The “Canada Brand”: Violence and Canadian Mining Companies in Latin AmericaPublished by MAC on 2016-10-24
New report on violence and criminalization linked with the Canadian mining industry in Latin America
This Report documents incidents that are corroborated by at least two independent sources.
- incidents involving 28 Canadian companies;
- 44 deaths, 30 of which we classify as “targeted”;
- 403 injuries, 363 of which occurred in during protests and confrontations;
- 709 cases of “criminalization”, including legal complaints, arrests, detentions and charges; and
- a widespread geographical distribution of documented violence: deaths occurred in 11 countries, injuries were suffered in 13 countries, and criminalization occurred in 12 countries.
In addition, the research shows that Canadian companies that are listed on the Toronto Stock Exchange do not include reports of violence in their mandatory reports on company performance. Between 2000-2015:
- publicly listed companies reported 24.2% of the deaths and 12.3% of the injuries listed in this report; and
- larger companies tended to report incidents in general terms, using blanket statements, whereas smaller companies tended to report in more detail
What is significant about this study?
This report on violence and criminalization associated with the Canadian mining industry in Latin America is the first to:
- compile information on reported violence over a 15-year period;
- name the companies involved and seek company comments on the incidents; and
- provide details and sources of the incidents, so that third-parties may reproduce its results.
Download the full report (PDF): "The “Canada Brand”: Violence and Canadian Mining Companies in Latin America"
Government not doing enough on violence near Canadian-owned mines: Report
The report, by the Justice and Corporate Accountability Project, documents 15 years of violence and death that happened near Canadian mines in Latin America.
October 24, 2016
A new report that documents 15 years of violence near Canadian mines in Latin America says the federal government is not doing enough to address the problem.
The study, published Monday, charts 44 deaths, 403 injuries and 709 arrests, detentions and charges from 2000-2015 that the authors link to 28 Canadian companies’ mining projects in 13 countries in the region.
“The world is taking notice of Canadian companies for all the wrong reasons,” said Shin Imai, a law professor at York University’s Osgoode Hall Law School and principal author of the report, titled The Canada Brand: Violence and Canadian Mining Companies in Latin America.
“We need a more robust way to hold companies accountable,” he said.
Pierre Gratton, president of the Mining Association of Canada, which represents several of Canada’s largest resource companies, said his members are committed to human rights and do disclose workplace injuries and fatalities in annual sustainability reporting.
Some Canadian companies work in “jurisdictions in which levels of violence are significantly higher, and respect for the rule of law lower, than that experienced in Canada, which is a challenge,” Gratton said. “Our members don’t condone violence nor, in many of these examples, is violence directly correlated to operations.”
Ottawa requires that Canadian mining companies follow voluntary corporate social responsibility (CSR) codes in their overseas activity.
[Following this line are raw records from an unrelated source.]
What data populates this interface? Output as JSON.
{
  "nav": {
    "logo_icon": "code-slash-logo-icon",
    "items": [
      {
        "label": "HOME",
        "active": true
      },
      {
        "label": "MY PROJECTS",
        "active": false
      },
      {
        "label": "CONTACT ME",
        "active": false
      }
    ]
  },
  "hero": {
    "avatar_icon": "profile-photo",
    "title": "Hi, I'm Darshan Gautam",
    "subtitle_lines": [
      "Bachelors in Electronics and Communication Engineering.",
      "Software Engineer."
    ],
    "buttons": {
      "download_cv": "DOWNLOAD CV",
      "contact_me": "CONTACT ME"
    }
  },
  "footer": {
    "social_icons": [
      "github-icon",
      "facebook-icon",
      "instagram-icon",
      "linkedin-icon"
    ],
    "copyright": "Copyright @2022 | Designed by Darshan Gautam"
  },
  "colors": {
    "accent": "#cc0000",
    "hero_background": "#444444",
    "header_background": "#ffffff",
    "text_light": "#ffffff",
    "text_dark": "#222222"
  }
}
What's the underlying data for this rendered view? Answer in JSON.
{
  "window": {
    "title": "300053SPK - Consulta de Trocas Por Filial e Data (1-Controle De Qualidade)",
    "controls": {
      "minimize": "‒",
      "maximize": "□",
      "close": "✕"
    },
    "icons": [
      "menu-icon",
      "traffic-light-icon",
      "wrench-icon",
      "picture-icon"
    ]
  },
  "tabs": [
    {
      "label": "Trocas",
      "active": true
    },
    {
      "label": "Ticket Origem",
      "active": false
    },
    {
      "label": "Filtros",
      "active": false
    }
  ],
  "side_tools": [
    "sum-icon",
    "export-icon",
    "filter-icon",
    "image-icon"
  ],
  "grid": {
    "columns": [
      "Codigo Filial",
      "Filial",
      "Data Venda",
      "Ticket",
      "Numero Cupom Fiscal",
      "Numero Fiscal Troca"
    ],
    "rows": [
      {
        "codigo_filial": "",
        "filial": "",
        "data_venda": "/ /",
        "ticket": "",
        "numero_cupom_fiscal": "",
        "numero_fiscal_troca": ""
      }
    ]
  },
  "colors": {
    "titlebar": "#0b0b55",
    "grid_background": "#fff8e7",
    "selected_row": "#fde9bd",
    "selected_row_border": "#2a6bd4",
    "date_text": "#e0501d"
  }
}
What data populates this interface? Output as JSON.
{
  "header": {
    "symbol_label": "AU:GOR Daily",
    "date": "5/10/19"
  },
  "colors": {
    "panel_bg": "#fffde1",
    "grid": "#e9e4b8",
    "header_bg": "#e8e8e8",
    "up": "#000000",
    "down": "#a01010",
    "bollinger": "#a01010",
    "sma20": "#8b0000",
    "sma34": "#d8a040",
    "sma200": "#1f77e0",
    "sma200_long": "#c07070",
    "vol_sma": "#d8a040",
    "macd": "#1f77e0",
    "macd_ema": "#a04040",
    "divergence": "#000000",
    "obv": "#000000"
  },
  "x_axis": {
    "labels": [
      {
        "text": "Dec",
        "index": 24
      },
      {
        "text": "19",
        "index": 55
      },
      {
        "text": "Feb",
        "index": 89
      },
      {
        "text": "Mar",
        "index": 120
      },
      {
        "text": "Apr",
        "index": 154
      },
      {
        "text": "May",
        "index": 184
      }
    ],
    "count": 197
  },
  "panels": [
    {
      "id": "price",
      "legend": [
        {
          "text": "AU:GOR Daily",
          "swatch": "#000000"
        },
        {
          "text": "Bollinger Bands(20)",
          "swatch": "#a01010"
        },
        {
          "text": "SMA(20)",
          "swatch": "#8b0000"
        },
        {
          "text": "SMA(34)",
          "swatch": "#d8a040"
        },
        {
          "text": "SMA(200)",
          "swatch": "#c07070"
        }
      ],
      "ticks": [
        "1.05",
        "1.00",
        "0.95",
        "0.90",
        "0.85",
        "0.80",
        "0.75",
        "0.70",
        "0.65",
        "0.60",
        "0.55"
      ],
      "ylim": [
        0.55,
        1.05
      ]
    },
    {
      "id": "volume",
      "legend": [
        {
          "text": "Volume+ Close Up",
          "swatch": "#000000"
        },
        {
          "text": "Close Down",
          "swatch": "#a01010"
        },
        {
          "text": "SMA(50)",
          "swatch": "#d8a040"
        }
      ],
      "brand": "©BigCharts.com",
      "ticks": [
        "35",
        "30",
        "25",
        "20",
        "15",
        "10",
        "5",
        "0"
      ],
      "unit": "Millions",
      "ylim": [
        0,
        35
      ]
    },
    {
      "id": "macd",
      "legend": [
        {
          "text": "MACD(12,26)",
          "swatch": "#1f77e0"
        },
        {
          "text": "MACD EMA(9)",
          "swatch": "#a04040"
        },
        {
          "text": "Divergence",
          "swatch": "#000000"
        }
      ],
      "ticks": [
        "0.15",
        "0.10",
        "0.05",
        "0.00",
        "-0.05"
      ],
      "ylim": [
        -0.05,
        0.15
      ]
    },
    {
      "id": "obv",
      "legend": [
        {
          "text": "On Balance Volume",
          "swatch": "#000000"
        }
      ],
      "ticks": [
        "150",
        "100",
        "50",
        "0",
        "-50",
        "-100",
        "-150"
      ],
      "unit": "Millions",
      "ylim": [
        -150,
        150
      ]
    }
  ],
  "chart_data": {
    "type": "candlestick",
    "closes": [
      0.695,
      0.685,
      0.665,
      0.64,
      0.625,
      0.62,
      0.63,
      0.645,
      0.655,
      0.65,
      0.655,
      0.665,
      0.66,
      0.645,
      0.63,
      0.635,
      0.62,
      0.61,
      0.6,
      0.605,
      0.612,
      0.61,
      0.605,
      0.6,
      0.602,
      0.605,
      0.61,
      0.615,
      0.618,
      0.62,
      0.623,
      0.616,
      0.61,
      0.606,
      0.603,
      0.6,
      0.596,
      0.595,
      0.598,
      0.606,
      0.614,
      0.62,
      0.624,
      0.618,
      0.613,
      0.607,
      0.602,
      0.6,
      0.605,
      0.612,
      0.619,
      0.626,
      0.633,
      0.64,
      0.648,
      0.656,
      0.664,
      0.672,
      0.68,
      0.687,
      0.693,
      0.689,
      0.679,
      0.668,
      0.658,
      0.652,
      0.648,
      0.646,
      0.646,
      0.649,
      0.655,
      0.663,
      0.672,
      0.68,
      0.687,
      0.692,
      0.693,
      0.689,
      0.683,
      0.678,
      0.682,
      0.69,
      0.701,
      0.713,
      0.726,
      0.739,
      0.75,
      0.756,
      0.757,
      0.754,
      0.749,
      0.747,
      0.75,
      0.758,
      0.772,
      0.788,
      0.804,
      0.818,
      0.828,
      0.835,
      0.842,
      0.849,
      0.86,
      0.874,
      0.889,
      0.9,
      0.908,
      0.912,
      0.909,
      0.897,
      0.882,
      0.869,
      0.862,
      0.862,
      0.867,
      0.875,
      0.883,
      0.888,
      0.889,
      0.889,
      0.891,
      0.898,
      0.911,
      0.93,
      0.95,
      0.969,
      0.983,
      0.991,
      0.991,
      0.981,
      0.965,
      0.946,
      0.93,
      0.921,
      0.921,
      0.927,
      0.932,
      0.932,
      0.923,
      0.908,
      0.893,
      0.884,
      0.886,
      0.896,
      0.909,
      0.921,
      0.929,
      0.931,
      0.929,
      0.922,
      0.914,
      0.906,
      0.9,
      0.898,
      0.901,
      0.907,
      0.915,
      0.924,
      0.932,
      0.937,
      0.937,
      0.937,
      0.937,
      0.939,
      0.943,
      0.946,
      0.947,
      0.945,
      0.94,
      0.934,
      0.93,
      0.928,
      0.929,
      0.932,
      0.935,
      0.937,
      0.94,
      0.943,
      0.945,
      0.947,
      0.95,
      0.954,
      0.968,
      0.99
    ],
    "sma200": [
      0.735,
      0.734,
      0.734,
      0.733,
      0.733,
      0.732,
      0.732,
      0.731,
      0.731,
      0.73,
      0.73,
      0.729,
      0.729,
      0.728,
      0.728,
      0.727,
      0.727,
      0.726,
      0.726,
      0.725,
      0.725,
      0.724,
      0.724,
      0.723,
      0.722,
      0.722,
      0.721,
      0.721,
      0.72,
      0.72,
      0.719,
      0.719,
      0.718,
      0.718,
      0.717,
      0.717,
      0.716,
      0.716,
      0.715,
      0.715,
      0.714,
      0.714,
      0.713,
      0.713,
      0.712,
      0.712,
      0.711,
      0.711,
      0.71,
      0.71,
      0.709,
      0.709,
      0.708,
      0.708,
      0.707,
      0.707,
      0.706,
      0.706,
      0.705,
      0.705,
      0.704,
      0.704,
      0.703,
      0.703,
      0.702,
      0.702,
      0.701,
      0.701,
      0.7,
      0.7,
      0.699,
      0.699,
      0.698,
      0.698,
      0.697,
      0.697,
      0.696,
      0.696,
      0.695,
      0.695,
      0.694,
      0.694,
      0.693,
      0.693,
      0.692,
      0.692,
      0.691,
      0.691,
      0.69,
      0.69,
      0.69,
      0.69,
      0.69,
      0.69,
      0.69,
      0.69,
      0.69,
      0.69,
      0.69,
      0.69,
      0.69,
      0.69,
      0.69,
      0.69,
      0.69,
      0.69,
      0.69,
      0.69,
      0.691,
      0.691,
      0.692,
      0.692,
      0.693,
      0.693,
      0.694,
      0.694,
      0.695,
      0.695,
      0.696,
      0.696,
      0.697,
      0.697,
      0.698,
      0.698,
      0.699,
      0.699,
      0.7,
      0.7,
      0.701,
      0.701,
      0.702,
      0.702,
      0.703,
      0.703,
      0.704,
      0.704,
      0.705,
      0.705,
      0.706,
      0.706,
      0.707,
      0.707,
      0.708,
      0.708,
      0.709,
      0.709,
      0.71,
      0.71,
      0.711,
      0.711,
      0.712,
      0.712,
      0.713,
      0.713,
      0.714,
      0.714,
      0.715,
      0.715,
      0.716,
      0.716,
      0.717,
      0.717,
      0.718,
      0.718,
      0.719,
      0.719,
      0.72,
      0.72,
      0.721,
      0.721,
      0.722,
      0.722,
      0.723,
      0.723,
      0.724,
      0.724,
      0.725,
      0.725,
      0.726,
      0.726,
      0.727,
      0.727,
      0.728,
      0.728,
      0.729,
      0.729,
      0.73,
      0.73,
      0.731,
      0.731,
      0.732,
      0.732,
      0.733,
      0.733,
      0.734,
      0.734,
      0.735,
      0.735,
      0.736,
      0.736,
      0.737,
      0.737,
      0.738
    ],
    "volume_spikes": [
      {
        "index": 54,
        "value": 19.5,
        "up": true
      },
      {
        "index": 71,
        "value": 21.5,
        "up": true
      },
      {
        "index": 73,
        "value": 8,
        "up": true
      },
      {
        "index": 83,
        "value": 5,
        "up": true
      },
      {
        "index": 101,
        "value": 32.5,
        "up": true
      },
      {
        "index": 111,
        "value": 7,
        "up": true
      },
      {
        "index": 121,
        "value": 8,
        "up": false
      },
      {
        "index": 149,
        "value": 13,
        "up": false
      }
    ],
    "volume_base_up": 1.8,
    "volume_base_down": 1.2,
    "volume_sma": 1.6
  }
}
The office of the federal CSR counsellor also works to “reduce and constructively resolve” conflicts between local communities and Canadian companies. That office does not conduct investigations nor have the power to sanction companies.
Most companies subscribe to what is known as “voluntary principles on security and human rights,” Gratton said, a framework that requires companies to respect human rights, including in its dealings with police and security personnel.
The report was written by the Justice and Corporate Accountability Project, a legal aid group at Osgoode Hall.
These cases cannot be independently verified by the Toronto Star.
Canadian securities regulations oblige publicly listed companies to disclose events that may affect the market value of their shares. Incidents of violence may not necessarily meet that standard and no law requires companies to disclose all incidents that happen near their overseas projects.
In the documented cases, the companies disclosed just a quarter of deaths, and 12 per cent of injuries, the report says.
There is evidence that conflicts between mining projects and local comminutes can affect company stock price, according to a 2014 Harvard study.
Imai said the data in the new report raises questions about the correlation between violent conflict and Canadian mining companies in Latin America. “It is fair to inquire whether the company contributed to a community context where violence and criminalization could occur?”
Globally, Canada has been criticized for failing to develop better mechanisms to hold mining companies accountable for their overseas projects.
In April 2016, more than 180 organizations from Latin America sent an open letter to Prime Minister Justin Trudeau asking him to take action on problems at Canadian mines. Forty-one per cent of large mining companies operating in Latin America are Canadian.
Gratton said he supports strengthening Canada’s existing oversight system, but extending Canadian law to foreign jurisdictions is not workable. “Security, law and order and upholding respect for human rights remain the responsibility of government authorities,” he said.
Some of the violence recorded by researchers happened at anti-mining protests or appeared to target activists. Other cases affected community members, police, journalists or children. At least two security guards and six mine workers were among those killed, the report says.
Several Canadian mines are located in regions where drug cartels and organized crime are active. Mexico and Guatemala were among the countries with the highest levels of violence, with eight and 12 deaths respectively, the report found.